→ **TASK DETAILS**: Check each line of the records for "Effects"; collect those that have it.

→ **Entries from a dataset of interfaces**:
--- START ---
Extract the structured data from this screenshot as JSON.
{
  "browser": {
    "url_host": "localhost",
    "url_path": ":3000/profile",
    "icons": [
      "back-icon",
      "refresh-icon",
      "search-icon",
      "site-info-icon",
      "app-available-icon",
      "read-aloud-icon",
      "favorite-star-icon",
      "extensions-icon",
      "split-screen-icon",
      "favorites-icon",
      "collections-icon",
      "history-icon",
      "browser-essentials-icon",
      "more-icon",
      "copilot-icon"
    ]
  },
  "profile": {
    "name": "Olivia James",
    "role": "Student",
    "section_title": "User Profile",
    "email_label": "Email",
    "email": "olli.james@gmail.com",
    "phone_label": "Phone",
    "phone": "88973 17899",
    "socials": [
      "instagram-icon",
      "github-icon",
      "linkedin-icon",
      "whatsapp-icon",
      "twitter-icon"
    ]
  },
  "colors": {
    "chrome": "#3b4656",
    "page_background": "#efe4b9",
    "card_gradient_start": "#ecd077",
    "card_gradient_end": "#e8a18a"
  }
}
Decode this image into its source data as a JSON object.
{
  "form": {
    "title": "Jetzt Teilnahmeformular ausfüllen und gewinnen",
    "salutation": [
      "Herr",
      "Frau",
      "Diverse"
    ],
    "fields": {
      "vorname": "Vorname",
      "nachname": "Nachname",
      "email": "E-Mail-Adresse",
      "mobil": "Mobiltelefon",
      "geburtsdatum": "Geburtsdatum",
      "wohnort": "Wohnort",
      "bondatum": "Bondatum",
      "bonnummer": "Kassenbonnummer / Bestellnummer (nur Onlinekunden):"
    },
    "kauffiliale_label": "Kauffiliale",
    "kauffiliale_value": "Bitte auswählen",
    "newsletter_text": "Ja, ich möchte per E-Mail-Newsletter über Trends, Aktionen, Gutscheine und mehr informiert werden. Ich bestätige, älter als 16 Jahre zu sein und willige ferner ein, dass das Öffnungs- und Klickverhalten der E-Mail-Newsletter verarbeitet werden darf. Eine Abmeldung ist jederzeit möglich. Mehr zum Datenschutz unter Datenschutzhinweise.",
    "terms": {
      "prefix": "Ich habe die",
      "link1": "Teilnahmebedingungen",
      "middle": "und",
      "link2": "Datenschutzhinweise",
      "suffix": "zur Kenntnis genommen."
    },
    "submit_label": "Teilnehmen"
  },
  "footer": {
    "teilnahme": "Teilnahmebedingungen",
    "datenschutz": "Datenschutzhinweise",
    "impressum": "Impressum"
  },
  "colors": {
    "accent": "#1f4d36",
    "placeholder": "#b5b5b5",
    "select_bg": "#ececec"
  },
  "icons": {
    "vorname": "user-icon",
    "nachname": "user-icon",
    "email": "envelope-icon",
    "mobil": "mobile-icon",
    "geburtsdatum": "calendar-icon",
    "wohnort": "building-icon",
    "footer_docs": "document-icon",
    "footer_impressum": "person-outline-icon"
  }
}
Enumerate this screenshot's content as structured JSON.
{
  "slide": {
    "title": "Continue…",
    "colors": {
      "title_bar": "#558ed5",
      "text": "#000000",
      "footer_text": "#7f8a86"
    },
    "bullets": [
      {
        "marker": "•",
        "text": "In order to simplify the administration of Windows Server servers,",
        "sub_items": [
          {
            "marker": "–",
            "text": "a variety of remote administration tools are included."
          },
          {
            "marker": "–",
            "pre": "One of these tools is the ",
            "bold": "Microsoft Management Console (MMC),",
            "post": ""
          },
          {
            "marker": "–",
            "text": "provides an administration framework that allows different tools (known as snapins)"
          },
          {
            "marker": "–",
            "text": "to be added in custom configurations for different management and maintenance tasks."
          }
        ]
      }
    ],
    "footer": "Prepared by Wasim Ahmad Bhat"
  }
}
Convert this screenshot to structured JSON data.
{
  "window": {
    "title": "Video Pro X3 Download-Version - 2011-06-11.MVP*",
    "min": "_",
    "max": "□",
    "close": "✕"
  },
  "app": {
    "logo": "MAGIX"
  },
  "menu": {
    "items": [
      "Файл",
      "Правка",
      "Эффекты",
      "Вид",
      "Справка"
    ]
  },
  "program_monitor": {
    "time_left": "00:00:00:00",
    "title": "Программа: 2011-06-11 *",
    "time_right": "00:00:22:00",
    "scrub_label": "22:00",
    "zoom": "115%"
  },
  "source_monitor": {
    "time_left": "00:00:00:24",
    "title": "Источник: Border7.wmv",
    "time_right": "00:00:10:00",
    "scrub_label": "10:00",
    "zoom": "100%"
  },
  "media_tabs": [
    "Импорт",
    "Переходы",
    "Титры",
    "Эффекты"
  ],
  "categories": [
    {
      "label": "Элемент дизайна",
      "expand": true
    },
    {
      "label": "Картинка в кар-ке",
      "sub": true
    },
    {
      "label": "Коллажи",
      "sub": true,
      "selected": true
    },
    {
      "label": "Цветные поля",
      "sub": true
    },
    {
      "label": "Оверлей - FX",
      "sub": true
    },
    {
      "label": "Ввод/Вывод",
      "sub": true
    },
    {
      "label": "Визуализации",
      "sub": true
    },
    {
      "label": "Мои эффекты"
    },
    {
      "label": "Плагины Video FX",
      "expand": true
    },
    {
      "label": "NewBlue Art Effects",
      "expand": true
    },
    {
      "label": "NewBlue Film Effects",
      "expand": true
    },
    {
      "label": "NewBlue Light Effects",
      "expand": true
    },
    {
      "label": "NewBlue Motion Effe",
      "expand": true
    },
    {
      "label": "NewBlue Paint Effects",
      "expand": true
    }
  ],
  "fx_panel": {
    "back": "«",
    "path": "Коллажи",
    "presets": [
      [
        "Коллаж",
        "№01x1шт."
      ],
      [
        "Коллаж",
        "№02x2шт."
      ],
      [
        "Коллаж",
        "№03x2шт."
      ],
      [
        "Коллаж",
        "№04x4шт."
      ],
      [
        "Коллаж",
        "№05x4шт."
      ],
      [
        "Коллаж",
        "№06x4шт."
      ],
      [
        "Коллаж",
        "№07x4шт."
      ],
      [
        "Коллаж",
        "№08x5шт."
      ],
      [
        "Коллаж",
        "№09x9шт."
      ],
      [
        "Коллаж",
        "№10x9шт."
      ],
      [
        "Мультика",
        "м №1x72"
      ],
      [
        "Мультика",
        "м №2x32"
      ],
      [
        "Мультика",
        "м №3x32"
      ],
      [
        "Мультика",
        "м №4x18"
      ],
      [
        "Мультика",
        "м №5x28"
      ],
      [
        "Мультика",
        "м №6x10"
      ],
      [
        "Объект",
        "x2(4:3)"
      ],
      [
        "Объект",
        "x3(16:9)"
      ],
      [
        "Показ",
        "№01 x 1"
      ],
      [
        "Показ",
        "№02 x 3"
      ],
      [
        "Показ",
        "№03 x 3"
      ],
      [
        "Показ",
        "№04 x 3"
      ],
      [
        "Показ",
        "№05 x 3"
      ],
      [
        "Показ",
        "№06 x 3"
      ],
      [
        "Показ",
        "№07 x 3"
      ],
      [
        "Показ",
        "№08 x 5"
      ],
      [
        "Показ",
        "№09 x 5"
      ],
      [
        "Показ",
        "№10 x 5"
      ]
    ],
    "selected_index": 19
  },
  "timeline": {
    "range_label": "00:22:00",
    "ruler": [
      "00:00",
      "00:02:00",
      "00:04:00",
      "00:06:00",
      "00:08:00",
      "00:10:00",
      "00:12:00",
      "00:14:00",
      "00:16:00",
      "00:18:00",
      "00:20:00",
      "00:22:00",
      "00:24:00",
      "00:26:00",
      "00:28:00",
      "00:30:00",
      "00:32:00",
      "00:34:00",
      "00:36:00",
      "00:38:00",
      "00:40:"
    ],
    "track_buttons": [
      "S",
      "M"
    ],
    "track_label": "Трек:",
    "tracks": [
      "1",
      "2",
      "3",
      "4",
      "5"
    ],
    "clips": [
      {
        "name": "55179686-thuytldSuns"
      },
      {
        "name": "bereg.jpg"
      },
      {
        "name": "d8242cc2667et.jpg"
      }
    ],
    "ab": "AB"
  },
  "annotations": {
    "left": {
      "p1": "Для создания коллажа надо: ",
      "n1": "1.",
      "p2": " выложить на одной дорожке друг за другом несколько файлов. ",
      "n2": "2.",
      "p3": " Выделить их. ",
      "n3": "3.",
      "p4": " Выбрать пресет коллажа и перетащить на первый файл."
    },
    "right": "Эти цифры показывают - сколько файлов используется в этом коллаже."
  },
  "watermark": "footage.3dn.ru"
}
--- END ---
→ **OUTPUT**:
      "label": "NewBlue Art Effects",
      "label": "NewBlue Film Effects",
      "label": "NewBlue Light Effects",
      "label": "NewBlue Paint Effects",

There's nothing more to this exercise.